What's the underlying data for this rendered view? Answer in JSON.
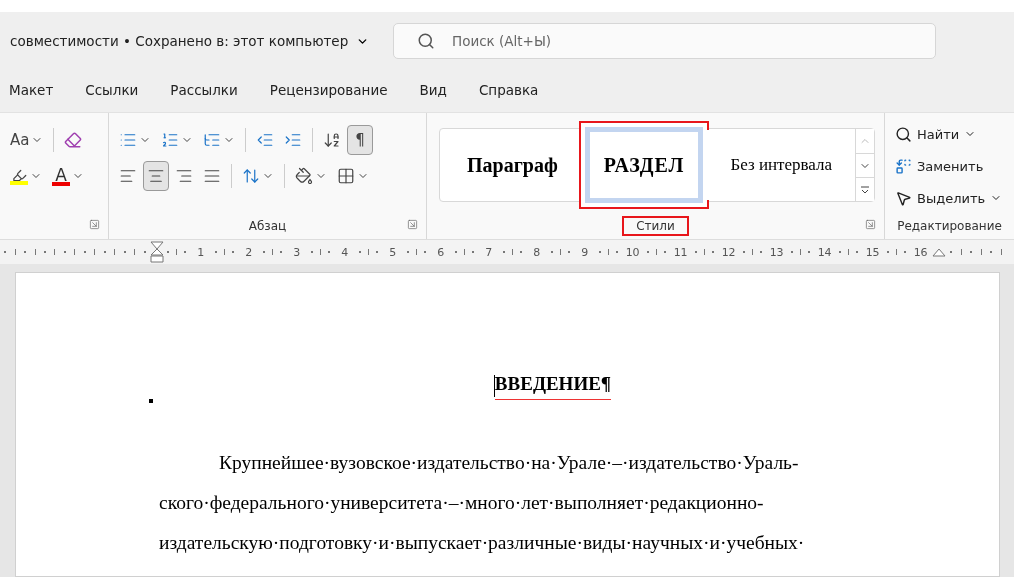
{
  "title_bar": {
    "title": "совместимости • Сохранено в: этот компьютер",
    "search": {
      "placeholder": "Поиск (Alt+Ы)"
    }
  },
  "tabs": [
    {
      "label": "Макет",
      "selected": false
    },
    {
      "label": "Ссылки",
      "selected": false
    },
    {
      "label": "Рассылки",
      "selected": false
    },
    {
      "label": "Рецензирование",
      "selected": false
    },
    {
      "label": "Вид",
      "selected": false
    },
    {
      "label": "Справка",
      "selected": false
    }
  ],
  "font_group": {
    "case_button": {
      "label": "Аа"
    },
    "highlight": {
      "color": "#ffff00"
    },
    "font_color": {
      "label": "A",
      "color": "#ee0000"
    }
  },
  "paragraph_group": {
    "label": "Абзац",
    "row_1": [
      {
        "selected": false
      },
      {
        "selected": false
      },
      {
        "selected": false
      },
      {
        "selected": false
      },
      {
        "selected": false
      },
      {
        "selected": false
      },
      {
        "label": "¶",
        "selected": true
      }
    ],
    "row_2": [
      {
        "selected": false
      },
      {
        "selected": true
      },
      {
        "selected": false
      },
      {
        "selected": false
      },
      {
        "selected": false
      },
      {
        "selected": false
      },
      {
        "selected": false
      }
    ]
  },
  "styles_group": {
    "label": "Стили",
    "annotated": true,
    "items": [
      {
        "label": "Параграф",
        "kind": "heading",
        "selected": false,
        "annotated": false
      },
      {
        "label": "РАЗДЕЛ",
        "kind": "section",
        "selected": true,
        "annotated": true
      },
      {
        "label": "Без интервала",
        "kind": "plain",
        "selected": false,
        "annotated": false
      }
    ]
  },
  "editing_group": {
    "label": "Редактирование",
    "items": [
      {
        "label": "Найти",
        "dropdown": true
      },
      {
        "label": "Заменить",
        "dropdown": false
      },
      {
        "label": "Выделить",
        "dropdown": true
      }
    ]
  },
  "ruler": {
    "numbers": [
      "1",
      "2",
      "3",
      "4",
      "5",
      "6",
      "7",
      "8",
      "9",
      "10",
      "11",
      "12",
      "13",
      "14",
      "15",
      "16"
    ]
  },
  "document": {
    "heading": {
      "text": "ВВЕДЕНИЕ¶",
      "spelling_error": true
    },
    "lines": [
      "Крупнейшее·вузовское·издательство·на·Урале·–·издательство·Ураль-",
      "ского·федерального·университета·–·много·лет·выполняет·редакционно-",
      "издательскую·подготовку·и·выпускает·различные·виды·научных·и·учебных·"
    ]
  }
}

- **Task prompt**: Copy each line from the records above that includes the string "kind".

- **Result of this exercise**:
        "kind": "heading",
        "kind": "section",
        "kind": "plain",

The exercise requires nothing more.